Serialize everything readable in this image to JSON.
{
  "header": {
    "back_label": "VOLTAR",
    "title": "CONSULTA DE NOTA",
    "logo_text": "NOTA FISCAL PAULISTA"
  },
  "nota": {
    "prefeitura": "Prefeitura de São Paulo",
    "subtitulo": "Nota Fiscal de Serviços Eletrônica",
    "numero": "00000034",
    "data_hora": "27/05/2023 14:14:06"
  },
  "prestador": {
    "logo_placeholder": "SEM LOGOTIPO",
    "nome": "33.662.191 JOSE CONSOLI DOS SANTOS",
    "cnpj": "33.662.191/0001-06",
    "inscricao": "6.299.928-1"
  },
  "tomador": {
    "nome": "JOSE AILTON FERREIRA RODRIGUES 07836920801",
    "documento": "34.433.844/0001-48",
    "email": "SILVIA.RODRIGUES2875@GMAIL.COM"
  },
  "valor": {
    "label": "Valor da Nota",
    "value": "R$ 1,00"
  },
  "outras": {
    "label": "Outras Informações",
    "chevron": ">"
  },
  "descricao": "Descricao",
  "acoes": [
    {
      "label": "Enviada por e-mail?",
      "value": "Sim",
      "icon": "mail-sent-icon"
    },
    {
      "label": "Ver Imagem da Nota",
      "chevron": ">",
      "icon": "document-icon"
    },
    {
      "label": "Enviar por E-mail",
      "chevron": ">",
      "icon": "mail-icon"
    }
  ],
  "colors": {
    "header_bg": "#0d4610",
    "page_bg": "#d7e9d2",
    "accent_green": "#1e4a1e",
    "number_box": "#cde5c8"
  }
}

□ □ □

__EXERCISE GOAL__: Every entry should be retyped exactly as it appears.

__REPLY__:
Serialize everything readable in this image to JSON.
{
  "header": {
    "back_label": "VOLTAR",
    "title": "CONSULTA DE NOTA",
    "logo_text": "NOTA FISCAL PAULISTA"
  },
  "nota": {
    "prefeitura": "Prefeitura de São Paulo",
    "subtitulo": "Nota Fiscal de Serviços Eletrônica",
    "numero": "00000034",
    "data_hora": "27/05/2023 14:14:06"
  },
  "prestador": {
    "logo_placeholder": "SEM LOGOTIPO",
    "nome": "33.662.191 JOSE CONSOLI DOS SANTOS",
    "cnpj": "33.662.191/0001-06",
    "inscricao": "6.299.928-1"
  },
  "tomador": {
    "nome": "JOSE AILTON FERREIRA RODRIGUES 07836920801",
    "documento": "34.433.844/0001-48",
    "email": "SILVIA.RODRIGUES2875@GMAIL.COM"
  },
  "valor": {
    "label": "Valor da Nota",
    "value": "R$ 1,00"
  },
  "outras": {
    "label": "Outras Informações",
    "chevron": ">"
  },
  "descricao": "Descricao",
  "acoes": [
    {
      "label": "Enviada por e-mail?",
      "value": "Sim",
      "icon": "mail-sent-icon"
    },
    {
      "label": "Ver Imagem da Nota",
      "chevron": ">",
      "icon": "document-icon"
    },
    {
      "label": "Enviar por E-mail",
      "chevron": ">",
      "icon": "mail-icon"
    }
  ],
  "colors": {
    "header_bg": "#0d4610",
    "page_bg": "#d7e9d2",
    "accent_green": "#1e4a1e",
    "number_box": "#cde5c8"
  }
}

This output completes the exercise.